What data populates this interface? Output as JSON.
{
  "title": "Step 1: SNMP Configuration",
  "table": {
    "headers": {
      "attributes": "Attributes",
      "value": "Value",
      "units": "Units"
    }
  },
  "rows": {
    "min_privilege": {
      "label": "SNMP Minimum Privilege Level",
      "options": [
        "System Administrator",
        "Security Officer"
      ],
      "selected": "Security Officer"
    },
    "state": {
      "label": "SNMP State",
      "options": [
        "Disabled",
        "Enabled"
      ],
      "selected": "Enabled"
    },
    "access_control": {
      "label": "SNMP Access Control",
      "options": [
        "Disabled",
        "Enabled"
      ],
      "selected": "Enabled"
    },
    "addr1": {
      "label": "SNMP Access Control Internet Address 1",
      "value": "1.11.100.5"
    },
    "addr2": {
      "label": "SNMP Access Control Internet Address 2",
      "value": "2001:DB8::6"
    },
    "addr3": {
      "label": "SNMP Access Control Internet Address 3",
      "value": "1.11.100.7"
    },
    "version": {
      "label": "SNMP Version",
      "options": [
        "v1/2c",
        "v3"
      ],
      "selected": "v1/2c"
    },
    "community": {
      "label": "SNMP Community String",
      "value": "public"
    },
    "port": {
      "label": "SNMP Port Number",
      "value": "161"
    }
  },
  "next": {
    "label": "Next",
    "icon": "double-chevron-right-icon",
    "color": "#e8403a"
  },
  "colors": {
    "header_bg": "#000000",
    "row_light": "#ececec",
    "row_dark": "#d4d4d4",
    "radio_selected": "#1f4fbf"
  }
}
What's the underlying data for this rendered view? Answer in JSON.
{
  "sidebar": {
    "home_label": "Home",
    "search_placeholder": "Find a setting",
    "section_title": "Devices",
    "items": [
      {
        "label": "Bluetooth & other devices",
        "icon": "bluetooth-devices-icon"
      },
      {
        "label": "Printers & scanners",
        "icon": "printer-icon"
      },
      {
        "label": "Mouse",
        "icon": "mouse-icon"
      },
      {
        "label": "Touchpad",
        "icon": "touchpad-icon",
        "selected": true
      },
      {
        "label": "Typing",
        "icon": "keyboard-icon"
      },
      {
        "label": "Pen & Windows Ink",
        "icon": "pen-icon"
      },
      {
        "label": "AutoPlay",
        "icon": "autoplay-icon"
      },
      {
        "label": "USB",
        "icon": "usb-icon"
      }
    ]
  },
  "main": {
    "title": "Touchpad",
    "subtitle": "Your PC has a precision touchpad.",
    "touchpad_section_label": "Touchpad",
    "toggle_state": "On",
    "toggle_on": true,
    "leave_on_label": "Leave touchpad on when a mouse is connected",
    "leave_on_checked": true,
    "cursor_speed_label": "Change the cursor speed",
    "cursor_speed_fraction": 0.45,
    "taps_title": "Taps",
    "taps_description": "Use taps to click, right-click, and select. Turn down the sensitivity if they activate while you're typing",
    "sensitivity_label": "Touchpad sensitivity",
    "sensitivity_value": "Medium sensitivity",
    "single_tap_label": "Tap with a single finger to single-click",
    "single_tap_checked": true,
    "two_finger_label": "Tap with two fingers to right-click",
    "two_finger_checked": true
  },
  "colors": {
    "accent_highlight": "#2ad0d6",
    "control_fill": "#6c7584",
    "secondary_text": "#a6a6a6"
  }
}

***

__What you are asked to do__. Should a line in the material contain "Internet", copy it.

__Reply to the exercise__.
      "label": "SNMP Access Control Internet Address 1",
      "label": "SNMP Access Control Internet Address 2",
      "label": "SNMP Access Control Internet Address 3",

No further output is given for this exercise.